There are two primary methods used to predict an asset’s future price. They are known as fundamental analysis and technical analysis:

  • Fundamental analysis involves determining an asset’s true value based on its intrinsic properties as well as the state of the market. Fundamental analysis is typically used for long term trading.
  • Technical analysis involves reading indicators and chart patterns to determine price trends. Technical analysis is typically used for day/swing trading (i.e. short-to-medium term trading).

Many day/swing traders are attracted to the high volatility in the cryptocurrency market. These traders often use technical analysis to guide their trades. They’ll use indicators like the Relative Strength Index (RSI) and the Moving Average Convergence Divergence (MACD, pronounced MACK-DEE). A prudent technical trader will also be watching the charts for trendlines, support and resistance levels, and telltale candlestick shapes.

Having traded forex for several years, and then traded crypto for several months, I’m a strong believer that all this technical analysis stuff is unsuitable for the cryptocurrency market in its current state. I think that if you attempt to approach the crypto-market with a technical analysis strategy, especially if you gleaned this strategy from some random YouTuber, you’re gonna have a bad time.

Now this is not to say that technical analysis is voodoo magic or bogus fortune telling, as some will passionately claim (“Why technical analysis is shunned by professionals”, “Why Technical Analysis is 100% Bullshit”). I’m not one of those guys. I believe technical analysis has its merits.

First of all, technical analysis can work if one applies it methodically, rigorously, and without emotional interference. Even better if it’s augmented by statistics and executed by computers. Think quantitative trading.

Second, technical analysis is great for markets that are stable and predictable. These are properties found in established, well regulated markets like forex and the stock market.

Most small-time crypto-traders do not have the mathematics and computer science background necessary for them to even attempt to dabble with quantitative trading. Even if a few do, it takes significant effort to create an algorithmic trading system, nevermind an algorithmic trading system that works well. Doing so would require rigorous research and trial and error. Who, besides the most devoted trader, has time for that? What I’m getting at is that most small-time crypto-traders are manual and emotional traders. Poor conditions for any technical analysis strategy to succeed.

Additionally, the cryptocurrency market is often unpredictable. It’s a nascent market and there’s a continuous influx of small and big money. This, coupled with minimal regulation, leads to pervasive and frequent market manipulation. Although technical analysis can predict price action based on historical data, it cannot predict a human’s motivations and actions. If an exceedingly wealthy person or orgnization decides to move the market, no indicator or candlestick pattern will give you a heads up. Remember when GDAX, one of the largest and most active crypto exchanges out there, suffered a flash crash in June and prices dropped from $319 to $0.10 in an instant? Tough luck predicting that one.

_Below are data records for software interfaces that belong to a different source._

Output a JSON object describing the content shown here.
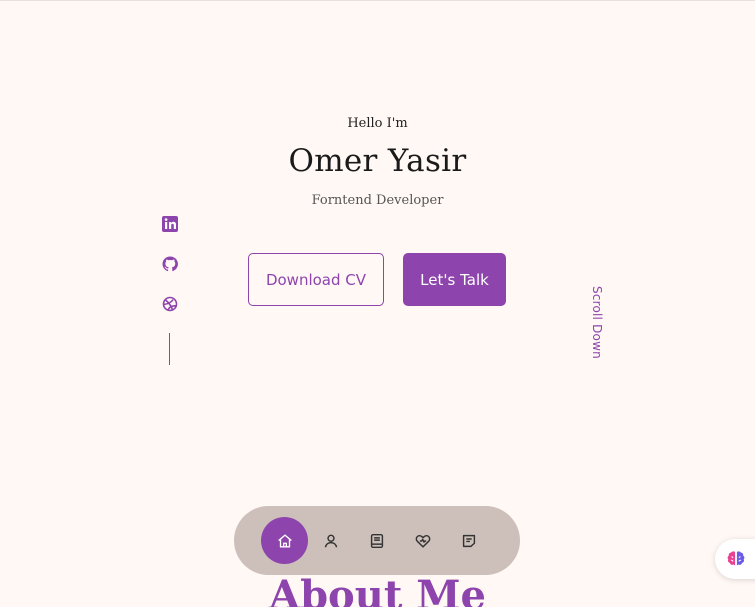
{
  "hero": {
    "greeting": "Hello I'm",
    "name": "Omer Yasir",
    "role": "Forntend Developer",
    "download_cv_label": "Download CV",
    "lets_talk_label": "Let's Talk",
    "scroll_down_label": "Scroll Down"
  },
  "social": [
    {
      "icon": "linkedin-icon"
    },
    {
      "icon": "github-icon"
    },
    {
      "icon": "dribbble-icon"
    }
  ],
  "nav": {
    "items": [
      {
        "icon": "home-icon",
        "active": true
      },
      {
        "icon": "user-icon",
        "active": false
      },
      {
        "icon": "book-icon",
        "active": false
      },
      {
        "icon": "services-icon",
        "active": false
      },
      {
        "icon": "message-icon",
        "active": false
      }
    ]
  },
  "section": {
    "about_title": "About Me"
  },
  "colors": {
    "accent": "#8e44ad",
    "background": "#fff8f5",
    "nav_background": "#c8b9b4"
  }
}
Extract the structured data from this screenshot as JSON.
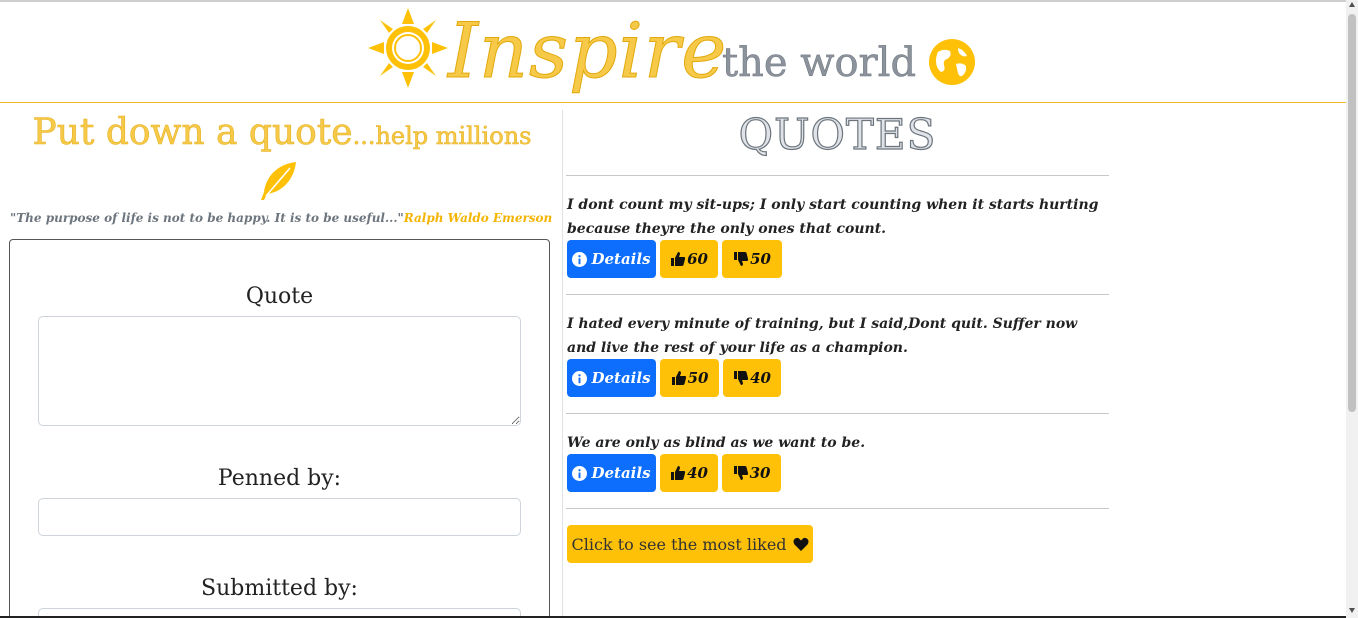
{
  "header": {
    "brand": "Inspire",
    "tagline": "the world"
  },
  "left": {
    "heading_big": "Put down a quote",
    "heading_small": "...help millions",
    "intro_quote": "\"The purpose of life is not to be happy. It is to be useful...\"",
    "intro_author": "Ralph Waldo Emerson",
    "form": {
      "quote_label": "Quote",
      "penned_label": "Penned by:",
      "submitted_label": "Submitted by:"
    }
  },
  "right": {
    "title": "QUOTES",
    "quotes": [
      {
        "text": "I dont count my sit-ups; I only start counting when it starts hurting because theyre the only ones that count.",
        "details": "Details",
        "likes": "60",
        "dislikes": "50"
      },
      {
        "text": "I hated every minute of training, but I said,Dont quit. Suffer now and live the rest of your life as a champion.",
        "details": "Details",
        "likes": "50",
        "dislikes": "40"
      },
      {
        "text": "We are only as blind as we want to be.",
        "details": "Details",
        "likes": "40",
        "dislikes": "30"
      }
    ],
    "most_liked_label": "Click to see the most liked"
  },
  "colors": {
    "accent": "#ffc107",
    "primary": "#0d6efd",
    "brand_yellow": "#f7c948",
    "muted": "#6c757d"
  },
  "icons": [
    "sun-icon",
    "globe-icon",
    "feather-icon",
    "info-icon",
    "thumbs-up-icon",
    "thumbs-down-icon",
    "heart-icon"
  ]
}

Finally, I’m not saying that if you’re trading crypto, you shouldn’t bother touching technical analysis even with a ten-foot pole. What I’m saying is that the odds are stacked against you and you should be very vigilant when trading. Do lots of practice, either with a practice account or small amounts of money. Backtest your theories extensively. Get a solid understanding of how the market behaves before making any serious attempt at generating a profit.